“So far this year, we’re estimating roughly eight times the number of people and 10 times the number of votes in the Community Choice categories than any previous year,” said Tyler Jensen, the senior manager for events at Beatport, in an email. The site wouldn’t provide exact figures on fan voting, but it’s clear that its role as the primary filter for a “tribal” EDM culture is expanding.
The site’s relevance also hinges on its tastemaking authority. Beatport staffers in its global offices — which include Los Angeles, Tokyo and Berlin — will provide their own picks in separate categories, including DJ of the year, best new artist, lifetime achievement and track of the year.
Unlike the Grammys, Beatport also has a major category for record label of the year, a reflection of the ways EDM’s vastness rewards allegiance to favorite sounds and styles. Label names like Anjunabeats and Spinnin’ might not mean much to Top-40 pop fans, but they are the bedrock of today’s club and festival culture.
For artists making a name in this sea of dance music, a Beatport Award is a different kind of validation than a Grammy nod. It’s arguably more reflective of where they’re really at in a dance music career.
“Awards driven by consumers are definitely a more active and engaging process that usually proves how loyal and cult-like a fan base can be,” said Jahan Yousaf of the DJ and production trio Krewella, nominated for artist of the year. “Because of the growing information overload on other social media sites, I think music hubs like Beatport, Spotify, Grooveshark, etc., will become the main music hubs for consumers and for artists to reach a wider audience.”
The breakout EDM artist in 2013, the 17-year-old Dutch producer Martin Garrix, also acknowledged the essential role that Beatport plays in elevating a dance music career.
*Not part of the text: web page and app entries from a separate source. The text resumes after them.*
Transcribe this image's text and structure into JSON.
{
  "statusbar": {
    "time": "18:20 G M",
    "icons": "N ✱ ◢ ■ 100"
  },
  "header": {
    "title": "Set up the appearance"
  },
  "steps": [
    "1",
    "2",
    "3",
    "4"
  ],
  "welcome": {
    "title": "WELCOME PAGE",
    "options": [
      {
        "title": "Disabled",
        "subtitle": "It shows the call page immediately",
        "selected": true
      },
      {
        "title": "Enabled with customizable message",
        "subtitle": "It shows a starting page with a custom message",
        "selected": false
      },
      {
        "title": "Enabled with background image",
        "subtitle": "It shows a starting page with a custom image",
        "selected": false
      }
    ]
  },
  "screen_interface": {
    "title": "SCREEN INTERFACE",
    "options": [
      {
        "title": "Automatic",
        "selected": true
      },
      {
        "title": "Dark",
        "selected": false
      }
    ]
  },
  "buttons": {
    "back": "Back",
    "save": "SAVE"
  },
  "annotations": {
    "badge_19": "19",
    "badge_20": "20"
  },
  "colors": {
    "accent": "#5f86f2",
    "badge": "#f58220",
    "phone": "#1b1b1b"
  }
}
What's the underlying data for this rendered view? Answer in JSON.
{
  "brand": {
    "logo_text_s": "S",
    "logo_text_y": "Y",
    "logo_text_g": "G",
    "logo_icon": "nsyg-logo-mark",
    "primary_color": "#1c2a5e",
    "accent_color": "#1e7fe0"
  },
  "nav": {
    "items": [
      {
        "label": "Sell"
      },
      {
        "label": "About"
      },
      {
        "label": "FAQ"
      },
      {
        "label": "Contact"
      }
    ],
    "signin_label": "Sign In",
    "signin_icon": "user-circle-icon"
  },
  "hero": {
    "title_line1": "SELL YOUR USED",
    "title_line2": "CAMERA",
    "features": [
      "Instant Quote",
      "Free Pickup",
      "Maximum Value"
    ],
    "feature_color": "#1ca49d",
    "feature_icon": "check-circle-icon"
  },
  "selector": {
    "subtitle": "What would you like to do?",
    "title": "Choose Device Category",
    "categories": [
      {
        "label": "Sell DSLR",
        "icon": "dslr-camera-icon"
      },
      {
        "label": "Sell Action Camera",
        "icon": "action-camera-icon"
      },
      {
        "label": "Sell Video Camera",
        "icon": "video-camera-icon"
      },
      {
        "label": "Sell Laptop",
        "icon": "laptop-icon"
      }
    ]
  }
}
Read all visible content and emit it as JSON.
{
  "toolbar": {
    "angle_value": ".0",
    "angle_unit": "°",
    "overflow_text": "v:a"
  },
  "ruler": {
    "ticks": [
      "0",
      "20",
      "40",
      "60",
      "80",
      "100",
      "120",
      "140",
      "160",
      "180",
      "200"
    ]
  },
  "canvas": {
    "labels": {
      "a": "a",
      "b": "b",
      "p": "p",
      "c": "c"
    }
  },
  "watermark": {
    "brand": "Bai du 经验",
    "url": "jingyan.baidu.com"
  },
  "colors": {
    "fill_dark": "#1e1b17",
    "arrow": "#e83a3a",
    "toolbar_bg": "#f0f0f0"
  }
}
The official video for his single “Animals” has over 170 million plays on YouTube, and he has a management deal with Scooter Braun (of Justin Bieber fame) and a headlining Coachella slot in April.
Being the youngest artist to hit a Beatport No. 1 — and to be nominated for artist of the year and track of the year — was its own reward. “I’m extremely proud of that, still feels unreal sometimes,” Garrix said in an email. “Of course it’s really meaningful to get support by the peers of dance music, I get a lot to learn from them!”
As the lines between EDM culture, Top-40 and the U.S. festival archipelago get blurrier, a Beatport Award could become the genre’s definitive seal of success and acclaim. Its artists are pop stars now and play to more fans in one sitting at Electric Daisy Carnival than even Beyonce or Jay-Z could aspire to at one of their own arena shows.
Beatport executives admitted that they have bigger long-term plans for its awards ceremonies. They wouldn’t specify if that would include a telecast like the Grammys, a web-centric stream like the new, giddily messy YouTube Video Awards or a live concert. It’s easy to imagine the very young, devoted and demographically desirable eyeballs that would want to take in such a show, however.
On Friday, EDM will have its new class of Beatport-approved champions. But the biggest competition might be between the site and its dueling demands — satisfying its established, tribal EDM audience and Beatport’s goals to be a global pop-culture brand.
“Dance music is a specific, cohesive family, but it’s a universal language,” Warner said. “I’ve been watching the Olympics, and dance music feels more like the snowboarding competitions there — it’s all bear hugs and the athletes are just happy to be there.”